It was a little awkward at first during development, since I found a few platform issues regarding XML in my adventures. However, after a few weeks of work, I finally had something substantial. So, I am proud to introduce the world’s first open-source serialization/parser library for ONIX in C#, complete with a few pretty ribbons attached! It’s bound to be of some use to somebody…all 5 people who happen to use both ONIX and the .NET platform. Everyone else may say “blah”, but those scant few are going to be ecstatic. We’re going to throw a pizza party just for us, and everybody else is going to be soooo jealous.
Over a year ago, I published an article that proposed the possibility of creating a system that could be configured to systematically download snapshots of records via a data API, catalog them for auditing purposes, and then apply that data to relational tables used in production. At the time, there was only the article about the subject matter, but there wasn’t a working example to accompany it. In order to further demonstrate the feasibility of the article’s proposal, I decided to go ahead and remedy that particular dearth.
So, after taking a few minutes out of each day to incrementally build the project, I think that the project has come along well enough to be let loose upon the world. I’ve uploaded the project to GitHub, so that it may endure for posterity. For the purpose of inspiration or amusement through ridicule, only time will tell. 🙂
Years ago, I dabbled with the idea of developing a platform that would present trivia about literature to interested bibliophiles, like which popular songs were inspired by famous books. Specifically, I thought that it would make an entertaining mobile app. (At around the same time and unknown to me until much later, a company called Small Demons had a similar idea and a much better implementation in the form of a robust web site. Unfortunately for them and for me, though, the general idea never found a core demographic.) After creating an iOS version, I decided to target something more appropriate, and I chose an eBook platform that I was fairly familiar with: the Nook. Taking some lessons from creating my first version of it and teaching myself the Android platform, I was able to create a much more user-friendly implementation for our Nook store (though obviously still novice). It didn’t exactly turn me into a millionaire, but I was still proud of it nonetheless.

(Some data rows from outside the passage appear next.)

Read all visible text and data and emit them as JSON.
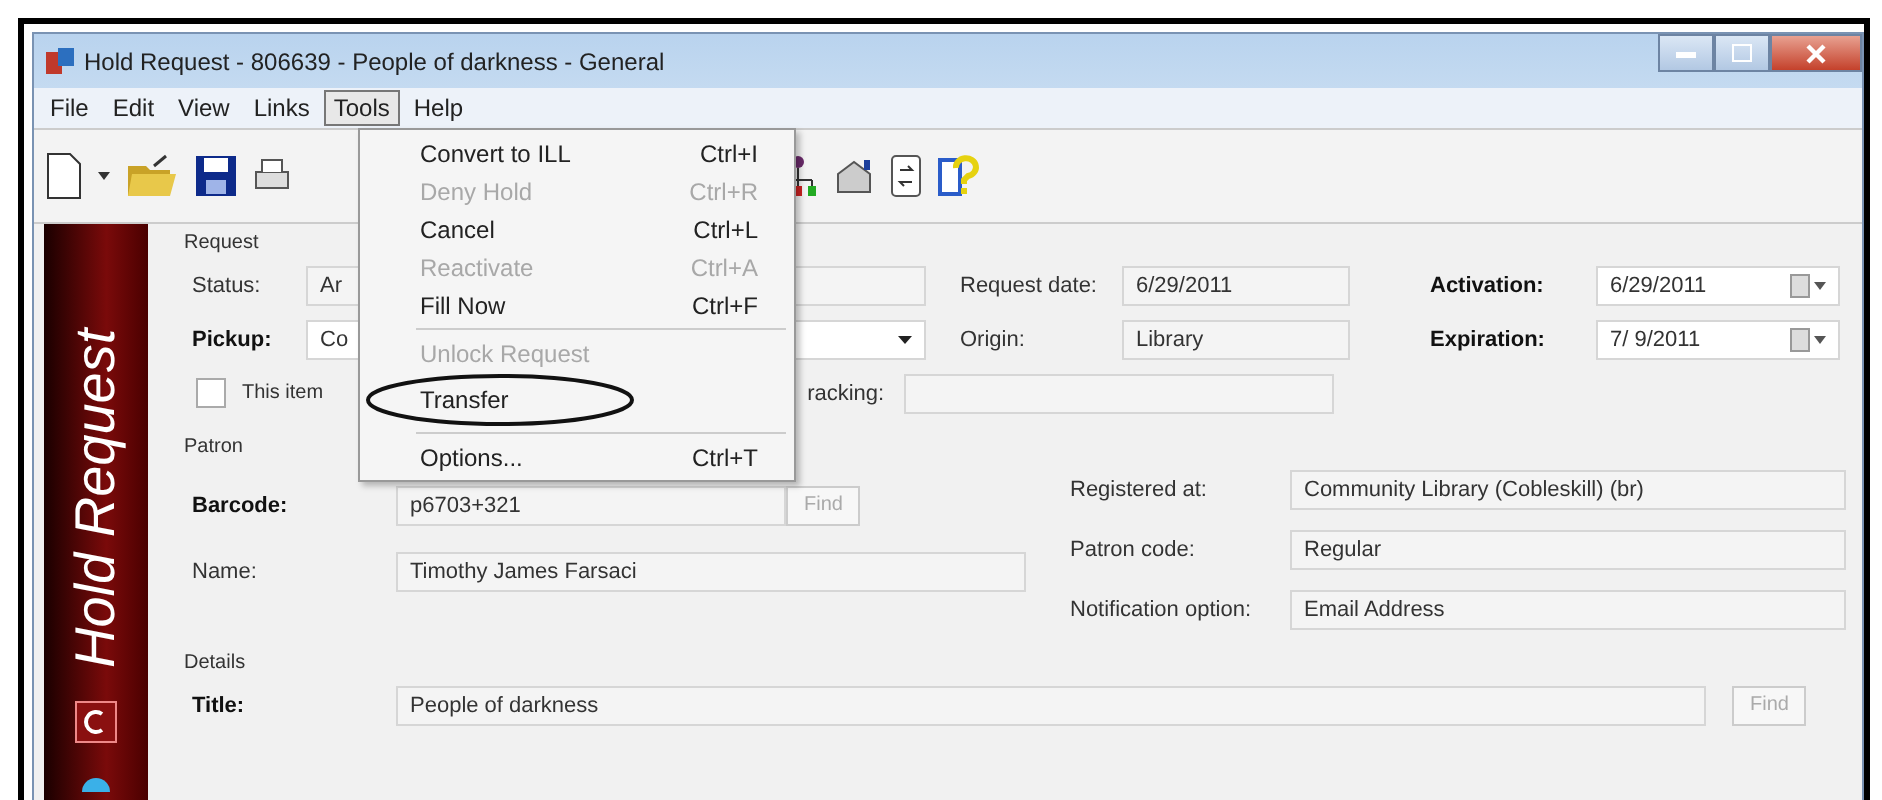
{
  "window": {
    "title": "Hold Request - 806639 - People of darkness - General"
  },
  "menu_bar": [
    {
      "label": "File",
      "selected": false
    },
    {
      "label": "Edit",
      "selected": false
    },
    {
      "label": "View",
      "selected": false
    },
    {
      "label": "Links",
      "selected": false
    },
    {
      "label": "Tools",
      "selected": true
    },
    {
      "label": "Help",
      "selected": false
    }
  ],
  "tools_menu": [
    {
      "kind": "item",
      "label": "Convert to ILL",
      "shortcut": "Ctrl+I",
      "disabled": false,
      "circled": false
    },
    {
      "kind": "item",
      "label": "Deny Hold",
      "shortcut": "Ctrl+R",
      "disabled": true,
      "circled": false
    },
    {
      "kind": "item",
      "label": "Cancel",
      "shortcut": "Ctrl+L",
      "disabled": false,
      "circled": false
    },
    {
      "kind": "item",
      "label": "Reactivate",
      "shortcut": "Ctrl+A",
      "disabled": true,
      "circled": false
    },
    {
      "kind": "item",
      "label": "Fill Now",
      "shortcut": "Ctrl+F",
      "disabled": false,
      "circled": false
    },
    {
      "kind": "separator"
    },
    {
      "kind": "item",
      "label": "Unlock Request",
      "disabled": true,
      "circled": false
    },
    {
      "kind": "item",
      "label": "Transfer",
      "disabled": false,
      "circled": true
    },
    {
      "kind": "separator"
    },
    {
      "kind": "item",
      "label": "Options...",
      "shortcut": "Ctrl+T",
      "disabled": false,
      "circled": false
    }
  ],
  "sidebar": {
    "title": "Hold Request"
  },
  "request": {
    "heading": "Request",
    "rows": [
      [
        {
          "kind": "text",
          "label": "Status:",
          "value": "Ar",
          "bold": false
        },
        {
          "kind": "text",
          "label": "Request date:",
          "value": "6/29/2011",
          "bold": false
        },
        {
          "kind": "date",
          "label": "Activation:",
          "value": "6/29/2011",
          "bold": true
        }
      ],
      [
        {
          "kind": "dropdown",
          "label": "Pickup:",
          "value": "Co",
          "bold": true
        },
        {
          "kind": "text",
          "label": "Origin:",
          "value": "Library",
          "bold": false
        },
        {
          "kind": "date",
          "label": "Expiration:",
          "value": "7/ 9/2011",
          "bold": true
        }
      ]
    ],
    "checkbox": {
      "label": "This item",
      "checked": false
    },
    "tracking": {
      "label": "racking:"
    }
  },
  "patron": {
    "heading": "Patron",
    "barcode": {
      "label": "Barcode:",
      "value": "p6703+321",
      "button": "Find",
      "disabled": true
    },
    "name": {
      "label": "Name:",
      "value": "Timothy James Farsaci"
    },
    "info": [
      {
        "label": "Registered at:",
        "value": "Community Library (Cobleskill) (br)"
      },
      {
        "label": "Patron code:",
        "value": "Regular"
      },
      {
        "label": "Notification option:",
        "value": "Email Address"
      }
    ]
  },
  "details": {
    "heading": "Details",
    "title": {
      "label": "Title:",
      "value": "People of darkness",
      "button": "Find",
      "disabled": true
    }
  }
}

A few weeks ago, I happened to stumble on the original source code, and I decided that it was time to find it a good home, somewhere other than my old hard drive. I’ll admit that it wasn’t designed all that well, but since this was also my first real Android project, I’m inclined to forgive myself. I’ve uploaded the project to GitHub, so that it may endure for posterity. For the purpose of inspiration or amusement through ridicule, only time will tell. 🙂